══ Exercise materials

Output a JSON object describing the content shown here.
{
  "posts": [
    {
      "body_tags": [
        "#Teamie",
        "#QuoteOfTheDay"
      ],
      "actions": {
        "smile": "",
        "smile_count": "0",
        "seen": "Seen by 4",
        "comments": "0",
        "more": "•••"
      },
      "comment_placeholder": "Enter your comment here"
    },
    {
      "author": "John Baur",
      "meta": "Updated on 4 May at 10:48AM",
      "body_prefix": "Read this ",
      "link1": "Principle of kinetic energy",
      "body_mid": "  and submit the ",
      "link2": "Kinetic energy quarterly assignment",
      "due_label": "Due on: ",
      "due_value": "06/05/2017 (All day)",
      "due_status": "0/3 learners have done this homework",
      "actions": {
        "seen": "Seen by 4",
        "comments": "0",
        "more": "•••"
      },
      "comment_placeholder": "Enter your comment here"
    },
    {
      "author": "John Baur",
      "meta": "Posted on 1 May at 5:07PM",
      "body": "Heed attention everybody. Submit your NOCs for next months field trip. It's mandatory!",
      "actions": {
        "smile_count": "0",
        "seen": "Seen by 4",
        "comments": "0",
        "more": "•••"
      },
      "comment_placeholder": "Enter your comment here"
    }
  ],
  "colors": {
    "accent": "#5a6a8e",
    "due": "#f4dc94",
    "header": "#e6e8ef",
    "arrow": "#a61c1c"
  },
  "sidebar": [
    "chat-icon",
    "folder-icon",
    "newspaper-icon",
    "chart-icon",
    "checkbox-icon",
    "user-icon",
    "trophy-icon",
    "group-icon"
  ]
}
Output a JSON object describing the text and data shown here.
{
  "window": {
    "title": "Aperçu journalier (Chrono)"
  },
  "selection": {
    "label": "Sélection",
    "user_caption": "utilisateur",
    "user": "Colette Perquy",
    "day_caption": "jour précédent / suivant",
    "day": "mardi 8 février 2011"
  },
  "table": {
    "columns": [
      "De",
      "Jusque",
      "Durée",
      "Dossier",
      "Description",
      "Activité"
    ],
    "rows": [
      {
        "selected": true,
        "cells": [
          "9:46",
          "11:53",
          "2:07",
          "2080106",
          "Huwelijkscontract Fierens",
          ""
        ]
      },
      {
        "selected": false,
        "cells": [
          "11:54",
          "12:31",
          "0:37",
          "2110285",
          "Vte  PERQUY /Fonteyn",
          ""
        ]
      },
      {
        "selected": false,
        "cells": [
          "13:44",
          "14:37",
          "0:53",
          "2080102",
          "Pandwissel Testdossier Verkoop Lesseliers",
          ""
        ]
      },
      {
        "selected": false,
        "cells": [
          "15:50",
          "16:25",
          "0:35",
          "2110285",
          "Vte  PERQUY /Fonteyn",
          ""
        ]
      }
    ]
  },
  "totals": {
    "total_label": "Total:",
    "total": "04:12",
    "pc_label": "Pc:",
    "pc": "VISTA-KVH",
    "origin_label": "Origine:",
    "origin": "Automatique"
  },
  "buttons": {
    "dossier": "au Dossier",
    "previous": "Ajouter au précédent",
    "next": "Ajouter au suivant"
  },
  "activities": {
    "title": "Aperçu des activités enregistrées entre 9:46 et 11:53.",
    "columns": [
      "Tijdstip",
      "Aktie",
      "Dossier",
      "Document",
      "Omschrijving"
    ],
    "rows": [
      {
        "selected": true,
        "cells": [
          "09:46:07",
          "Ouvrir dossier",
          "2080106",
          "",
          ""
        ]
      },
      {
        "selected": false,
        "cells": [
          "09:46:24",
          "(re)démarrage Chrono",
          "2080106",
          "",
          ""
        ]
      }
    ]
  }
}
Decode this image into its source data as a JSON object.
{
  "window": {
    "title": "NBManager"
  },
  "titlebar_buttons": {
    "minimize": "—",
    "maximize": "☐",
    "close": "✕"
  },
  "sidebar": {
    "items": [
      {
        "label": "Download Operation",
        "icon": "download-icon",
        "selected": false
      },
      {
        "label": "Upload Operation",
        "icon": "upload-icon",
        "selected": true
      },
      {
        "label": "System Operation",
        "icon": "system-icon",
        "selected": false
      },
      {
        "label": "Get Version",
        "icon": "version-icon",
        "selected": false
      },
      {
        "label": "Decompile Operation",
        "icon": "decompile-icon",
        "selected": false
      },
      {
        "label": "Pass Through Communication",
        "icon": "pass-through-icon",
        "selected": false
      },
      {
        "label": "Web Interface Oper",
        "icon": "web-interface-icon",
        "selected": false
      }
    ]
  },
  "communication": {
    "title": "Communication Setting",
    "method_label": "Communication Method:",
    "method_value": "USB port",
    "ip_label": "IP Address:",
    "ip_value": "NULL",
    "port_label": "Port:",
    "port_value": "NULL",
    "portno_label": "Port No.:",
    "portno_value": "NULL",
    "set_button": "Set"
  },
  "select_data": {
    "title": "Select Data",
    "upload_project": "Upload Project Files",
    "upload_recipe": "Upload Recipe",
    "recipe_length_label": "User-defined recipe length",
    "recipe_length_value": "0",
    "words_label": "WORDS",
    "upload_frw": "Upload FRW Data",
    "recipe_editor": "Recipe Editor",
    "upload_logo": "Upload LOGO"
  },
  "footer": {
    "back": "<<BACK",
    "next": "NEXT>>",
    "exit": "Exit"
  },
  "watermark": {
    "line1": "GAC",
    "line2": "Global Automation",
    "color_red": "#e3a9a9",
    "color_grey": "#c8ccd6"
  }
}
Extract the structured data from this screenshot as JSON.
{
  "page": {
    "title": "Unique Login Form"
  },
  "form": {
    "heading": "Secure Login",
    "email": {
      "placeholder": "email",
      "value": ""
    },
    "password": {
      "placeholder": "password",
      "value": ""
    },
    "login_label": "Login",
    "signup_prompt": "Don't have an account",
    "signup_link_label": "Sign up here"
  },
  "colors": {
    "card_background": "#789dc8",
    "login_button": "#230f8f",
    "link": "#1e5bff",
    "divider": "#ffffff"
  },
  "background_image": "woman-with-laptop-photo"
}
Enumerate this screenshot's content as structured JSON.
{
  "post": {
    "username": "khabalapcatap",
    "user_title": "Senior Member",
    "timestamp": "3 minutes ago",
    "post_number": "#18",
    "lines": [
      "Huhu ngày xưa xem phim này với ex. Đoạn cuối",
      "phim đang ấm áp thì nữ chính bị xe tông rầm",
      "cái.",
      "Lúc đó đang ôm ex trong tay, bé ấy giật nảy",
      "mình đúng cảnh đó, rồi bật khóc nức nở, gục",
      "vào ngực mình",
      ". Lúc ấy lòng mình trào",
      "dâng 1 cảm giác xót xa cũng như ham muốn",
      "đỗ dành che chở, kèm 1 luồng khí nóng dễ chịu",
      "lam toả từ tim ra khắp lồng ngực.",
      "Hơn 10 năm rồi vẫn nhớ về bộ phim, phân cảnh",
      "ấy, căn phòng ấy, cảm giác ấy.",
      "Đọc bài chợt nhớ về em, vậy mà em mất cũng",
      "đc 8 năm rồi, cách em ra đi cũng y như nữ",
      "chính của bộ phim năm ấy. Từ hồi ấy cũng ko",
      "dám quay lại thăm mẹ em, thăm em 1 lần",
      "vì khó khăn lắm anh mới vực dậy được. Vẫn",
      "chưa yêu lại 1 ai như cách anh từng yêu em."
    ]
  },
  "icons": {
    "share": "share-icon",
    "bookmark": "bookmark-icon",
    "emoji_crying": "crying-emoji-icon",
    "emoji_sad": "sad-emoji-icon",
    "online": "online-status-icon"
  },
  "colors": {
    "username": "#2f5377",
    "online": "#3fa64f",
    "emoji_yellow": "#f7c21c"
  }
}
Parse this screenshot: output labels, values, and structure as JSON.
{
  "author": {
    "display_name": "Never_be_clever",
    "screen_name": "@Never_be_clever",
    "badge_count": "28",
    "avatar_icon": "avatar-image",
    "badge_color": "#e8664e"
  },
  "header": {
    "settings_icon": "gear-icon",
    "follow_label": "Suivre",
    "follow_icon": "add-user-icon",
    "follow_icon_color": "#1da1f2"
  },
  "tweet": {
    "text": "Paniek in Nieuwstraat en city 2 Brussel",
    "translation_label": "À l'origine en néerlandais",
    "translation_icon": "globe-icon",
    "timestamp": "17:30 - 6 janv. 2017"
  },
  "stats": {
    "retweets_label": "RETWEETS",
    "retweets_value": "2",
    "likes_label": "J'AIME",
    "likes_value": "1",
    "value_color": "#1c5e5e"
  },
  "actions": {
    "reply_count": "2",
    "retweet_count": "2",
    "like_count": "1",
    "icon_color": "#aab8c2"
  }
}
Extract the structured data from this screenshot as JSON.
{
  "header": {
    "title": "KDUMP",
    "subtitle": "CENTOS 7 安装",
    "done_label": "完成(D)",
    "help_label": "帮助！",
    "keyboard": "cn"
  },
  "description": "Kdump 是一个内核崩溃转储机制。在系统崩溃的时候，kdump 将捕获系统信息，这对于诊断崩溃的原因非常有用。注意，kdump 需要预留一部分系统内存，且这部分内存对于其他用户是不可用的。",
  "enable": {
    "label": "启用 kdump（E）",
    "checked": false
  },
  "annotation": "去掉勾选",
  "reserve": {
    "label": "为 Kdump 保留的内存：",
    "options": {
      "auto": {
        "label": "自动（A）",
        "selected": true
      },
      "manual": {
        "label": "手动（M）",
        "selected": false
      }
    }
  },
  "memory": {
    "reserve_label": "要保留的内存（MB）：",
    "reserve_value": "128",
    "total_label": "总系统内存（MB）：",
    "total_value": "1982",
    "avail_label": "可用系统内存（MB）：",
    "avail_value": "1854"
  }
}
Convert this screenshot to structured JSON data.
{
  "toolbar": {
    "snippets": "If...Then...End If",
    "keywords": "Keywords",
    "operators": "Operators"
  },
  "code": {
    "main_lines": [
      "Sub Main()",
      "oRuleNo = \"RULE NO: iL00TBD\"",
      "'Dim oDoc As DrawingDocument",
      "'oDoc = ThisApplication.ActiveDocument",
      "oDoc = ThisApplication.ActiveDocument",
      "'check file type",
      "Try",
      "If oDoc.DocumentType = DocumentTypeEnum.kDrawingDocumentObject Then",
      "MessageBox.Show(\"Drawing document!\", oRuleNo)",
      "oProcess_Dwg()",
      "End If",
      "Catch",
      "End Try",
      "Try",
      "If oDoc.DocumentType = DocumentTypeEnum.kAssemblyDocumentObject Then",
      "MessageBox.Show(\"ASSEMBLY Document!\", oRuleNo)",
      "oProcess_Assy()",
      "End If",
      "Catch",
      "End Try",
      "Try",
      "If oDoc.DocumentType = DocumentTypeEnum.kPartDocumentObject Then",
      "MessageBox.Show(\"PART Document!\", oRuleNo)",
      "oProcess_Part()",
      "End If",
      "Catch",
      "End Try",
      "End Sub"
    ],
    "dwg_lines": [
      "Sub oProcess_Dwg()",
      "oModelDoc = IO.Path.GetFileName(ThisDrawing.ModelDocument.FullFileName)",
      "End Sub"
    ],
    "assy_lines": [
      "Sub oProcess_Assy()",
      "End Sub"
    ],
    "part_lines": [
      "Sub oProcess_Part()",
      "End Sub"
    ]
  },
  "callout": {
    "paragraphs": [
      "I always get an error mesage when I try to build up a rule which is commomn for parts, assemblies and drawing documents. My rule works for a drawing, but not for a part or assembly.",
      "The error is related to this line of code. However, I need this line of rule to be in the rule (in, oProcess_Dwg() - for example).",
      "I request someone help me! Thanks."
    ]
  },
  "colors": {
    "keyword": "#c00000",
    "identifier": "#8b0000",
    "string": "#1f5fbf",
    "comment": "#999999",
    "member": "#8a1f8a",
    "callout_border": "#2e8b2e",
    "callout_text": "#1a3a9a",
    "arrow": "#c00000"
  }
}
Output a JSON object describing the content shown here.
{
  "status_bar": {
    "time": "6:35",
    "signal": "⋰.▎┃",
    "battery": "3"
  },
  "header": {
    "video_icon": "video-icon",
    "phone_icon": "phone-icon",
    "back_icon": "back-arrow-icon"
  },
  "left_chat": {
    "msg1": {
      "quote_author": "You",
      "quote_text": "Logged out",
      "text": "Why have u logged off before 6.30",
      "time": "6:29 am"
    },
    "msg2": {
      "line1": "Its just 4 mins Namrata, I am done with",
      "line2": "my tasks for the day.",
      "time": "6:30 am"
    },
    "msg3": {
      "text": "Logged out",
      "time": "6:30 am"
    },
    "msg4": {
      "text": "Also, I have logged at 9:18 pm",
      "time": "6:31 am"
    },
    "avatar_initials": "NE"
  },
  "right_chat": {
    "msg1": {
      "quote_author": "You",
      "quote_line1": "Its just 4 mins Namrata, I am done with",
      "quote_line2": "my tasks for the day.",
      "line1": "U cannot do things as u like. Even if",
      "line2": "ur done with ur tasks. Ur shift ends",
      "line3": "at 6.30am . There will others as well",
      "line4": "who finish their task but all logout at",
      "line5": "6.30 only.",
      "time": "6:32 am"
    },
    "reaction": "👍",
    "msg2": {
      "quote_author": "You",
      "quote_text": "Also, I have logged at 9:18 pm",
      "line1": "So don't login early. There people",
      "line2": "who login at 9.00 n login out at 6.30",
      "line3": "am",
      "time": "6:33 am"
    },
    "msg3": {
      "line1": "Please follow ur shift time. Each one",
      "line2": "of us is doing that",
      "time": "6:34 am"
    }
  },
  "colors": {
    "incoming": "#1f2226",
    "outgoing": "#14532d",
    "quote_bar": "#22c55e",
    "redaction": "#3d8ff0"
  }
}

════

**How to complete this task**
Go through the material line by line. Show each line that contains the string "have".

**Exercise answer**
      "due_status": "0/3 learners have done this homework",
    "signup_prompt": "Don't have an account",
      "text": "Why have u logged off before 6.30",
      "text": "Also, I have logged at 9:18 pm",
      "quote_text": "Also, I have logged at 9:18 pm",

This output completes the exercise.